City Hall can litigate or wait for Capitol to sue. The contract is binding between the parties even though the Commission on Audit flagged it in its 2019 audit report to the Capitol, released in July 2020, for lack of COA approval before the deeds of transfer were signed. But COA sought only for explanation, it did not declare the contract invalid and it merely warned that future transactions "involving the disposal of any Capitol-owned properties through negotiations" must have COA clearance.

It was not a fatal defect, Councilor Gabuya insisted in last Wednesday's session. Last December 3, 2017, the Division for the City's Urban Poor said they were awaiting COA central office's approval on the exchange of properties, indicating that the flaw could be corrected.

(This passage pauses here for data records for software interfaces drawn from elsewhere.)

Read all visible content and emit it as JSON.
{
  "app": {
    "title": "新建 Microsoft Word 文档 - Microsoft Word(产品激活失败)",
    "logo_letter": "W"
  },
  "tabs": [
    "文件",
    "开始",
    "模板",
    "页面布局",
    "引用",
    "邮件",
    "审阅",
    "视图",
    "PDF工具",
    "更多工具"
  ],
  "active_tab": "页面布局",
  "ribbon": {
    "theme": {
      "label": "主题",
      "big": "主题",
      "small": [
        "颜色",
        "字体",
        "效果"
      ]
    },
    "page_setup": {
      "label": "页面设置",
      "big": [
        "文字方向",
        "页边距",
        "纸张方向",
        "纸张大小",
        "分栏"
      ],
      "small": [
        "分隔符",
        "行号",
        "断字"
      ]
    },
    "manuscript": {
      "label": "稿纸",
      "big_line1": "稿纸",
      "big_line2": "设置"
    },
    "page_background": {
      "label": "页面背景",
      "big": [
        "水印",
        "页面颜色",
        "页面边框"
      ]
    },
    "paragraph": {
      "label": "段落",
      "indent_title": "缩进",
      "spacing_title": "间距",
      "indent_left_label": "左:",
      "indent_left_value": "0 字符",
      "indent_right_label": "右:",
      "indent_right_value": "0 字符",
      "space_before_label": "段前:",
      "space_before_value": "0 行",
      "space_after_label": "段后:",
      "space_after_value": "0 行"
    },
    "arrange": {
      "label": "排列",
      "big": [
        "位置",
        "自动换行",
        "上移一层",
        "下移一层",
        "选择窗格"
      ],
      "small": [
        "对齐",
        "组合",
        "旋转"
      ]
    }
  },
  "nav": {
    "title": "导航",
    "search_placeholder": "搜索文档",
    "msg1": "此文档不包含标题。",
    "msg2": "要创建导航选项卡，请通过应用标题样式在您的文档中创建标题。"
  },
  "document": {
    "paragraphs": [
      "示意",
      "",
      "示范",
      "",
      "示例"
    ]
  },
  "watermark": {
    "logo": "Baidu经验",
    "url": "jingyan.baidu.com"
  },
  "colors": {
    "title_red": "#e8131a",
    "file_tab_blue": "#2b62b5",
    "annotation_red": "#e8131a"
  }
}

CCQC SITE AS PROOF OF RESCISSION. Capitol is also looking at rescission by the City Government, citing that Cebu City has used Block 27 of the North Reclamation Area for the Cebu City Quarantine Center (CCQC), "which should have been in the hands of the Provincial Government if the deed of donation and land swap is to be considered." The governor's letter said "Capitol takes this construction at Block 27 as prima facie fact of rescission of the land swap deal."

It was not known if City Hall obtained permission from Capitol for the CCQC site or had forgotten that the lot was already ceded to the Province. The slip is being exploited by Capitol to assail the land swap.

UPPER-HAND IN TALKS. However the City rates its legal options, the Province appears to have the upper-hand at the negotiating table.

The councilors' assurance of finally ending the decades-long 93-1 controversy before yearend appears to confirm that. City Hall might reach its goal of a "win-win solution" but at a much higher price.